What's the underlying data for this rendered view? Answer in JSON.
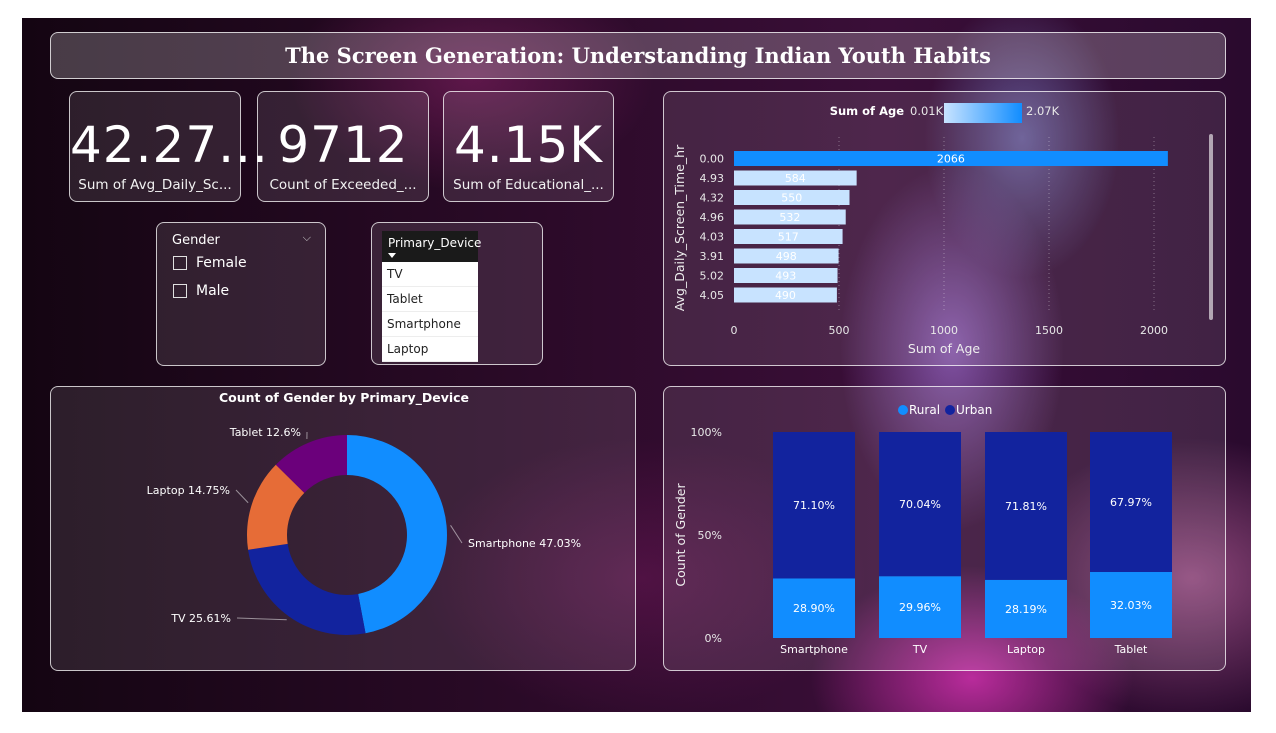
{
  "dashboard": {
    "title": "The Screen Generation: Understanding Indian Youth Habits"
  },
  "kpis": [
    {
      "value": "42.27...",
      "label": "Sum of Avg_Daily_Sc..."
    },
    {
      "value": "9712",
      "label": "Count of Exceeded_..."
    },
    {
      "value": "4.15K",
      "label": "Sum of Educational_..."
    }
  ],
  "gender_slicer": {
    "header": "Gender",
    "options": [
      "Female",
      "Male"
    ]
  },
  "device_slicer": {
    "header": "Primary_Device",
    "options": [
      "TV",
      "Tablet",
      "Smartphone",
      "Laptop"
    ]
  },
  "chart_data": [
    {
      "type": "bar",
      "orientation": "horizontal",
      "legend": {
        "title": "Sum of Age",
        "min_label": "0.01K",
        "max_label": "2.07K"
      },
      "ylabel": "Avg_Daily_Screen_Time_hr",
      "xlabel": "Sum of Age",
      "categories": [
        "0.00",
        "4.93",
        "4.32",
        "4.96",
        "4.03",
        "3.91",
        "5.02",
        "4.05"
      ],
      "values": [
        2066,
        584,
        550,
        532,
        517,
        498,
        493,
        490
      ],
      "data_labels": [
        "2066",
        "584",
        "550",
        "532",
        "517",
        "498",
        "493",
        "490"
      ],
      "xticks": [
        "0",
        "500",
        "1000",
        "1500",
        "2000"
      ],
      "xlim": [
        0,
        2100
      ],
      "grid": true,
      "colors": {
        "low": "#c8e3ff",
        "high": "#118dff"
      }
    },
    {
      "type": "pie",
      "title": "Count of Gender by Primary_Device",
      "slices": [
        {
          "label": "Smartphone 47.03%",
          "value": 47.03,
          "color": "#118dff"
        },
        {
          "label": "TV 25.61%",
          "value": 25.61,
          "color": "#12239e"
        },
        {
          "label": "Laptop 14.75%",
          "value": 14.75,
          "color": "#e66c37"
        },
        {
          "label": "Tablet 12.6%",
          "value": 12.6,
          "color": "#6b007b"
        }
      ],
      "donut": true
    },
    {
      "type": "bar",
      "stacked": "100%",
      "legend": [
        "Rural",
        "Urban"
      ],
      "legend_colors": {
        "Rural": "#118dff",
        "Urban": "#12239e"
      },
      "ylabel": "Count of Gender",
      "yticks": [
        "100%",
        "50%",
        "0%"
      ],
      "categories": [
        "Smartphone",
        "TV",
        "Laptop",
        "Tablet"
      ],
      "series": [
        {
          "name": "Rural",
          "values": [
            28.9,
            29.96,
            28.19,
            32.03
          ],
          "labels": [
            "28.90%",
            "29.96%",
            "28.19%",
            "32.03%"
          ]
        },
        {
          "name": "Urban",
          "values": [
            71.1,
            70.04,
            71.81,
            67.97
          ],
          "labels": [
            "71.10%",
            "70.04%",
            "71.81%",
            "67.97%"
          ]
        }
      ]
    }
  ]
}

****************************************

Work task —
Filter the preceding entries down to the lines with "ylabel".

Result —
      "ylabel": "Avg_Daily_Screen_Time_hr",
      "ylabel": "Count of Gender",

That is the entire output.